Data shown section start

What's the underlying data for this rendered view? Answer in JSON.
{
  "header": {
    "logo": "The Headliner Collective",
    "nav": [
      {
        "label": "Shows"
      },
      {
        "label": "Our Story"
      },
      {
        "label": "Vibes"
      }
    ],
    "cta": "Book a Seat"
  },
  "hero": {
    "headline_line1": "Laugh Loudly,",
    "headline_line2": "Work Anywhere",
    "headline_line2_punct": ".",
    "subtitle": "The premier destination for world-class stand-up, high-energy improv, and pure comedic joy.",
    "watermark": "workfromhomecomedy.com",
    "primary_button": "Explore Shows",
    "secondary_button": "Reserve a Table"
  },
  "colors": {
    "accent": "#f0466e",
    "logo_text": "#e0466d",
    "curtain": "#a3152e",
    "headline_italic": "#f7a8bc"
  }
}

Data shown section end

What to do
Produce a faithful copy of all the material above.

Result for this task
What's the underlying data for this rendered view? Answer in JSON.
{
  "header": {
    "logo": "The Headliner Collective",
    "nav": [
      {
        "label": "Shows"
      },
      {
        "label": "Our Story"
      },
      {
        "label": "Vibes"
      }
    ],
    "cta": "Book a Seat"
  },
  "hero": {
    "headline_line1": "Laugh Loudly,",
    "headline_line2": "Work Anywhere",
    "headline_line2_punct": ".",
    "subtitle": "The premier destination for world-class stand-up, high-energy improv, and pure comedic joy.",
    "watermark": "workfromhomecomedy.com",
    "primary_button": "Explore Shows",
    "secondary_button": "Reserve a Table"
  },
  "colors": {
    "accent": "#f0466e",
    "logo_text": "#e0466d",
    "curtain": "#a3152e",
    "headline_italic": "#f7a8bc"
  }
}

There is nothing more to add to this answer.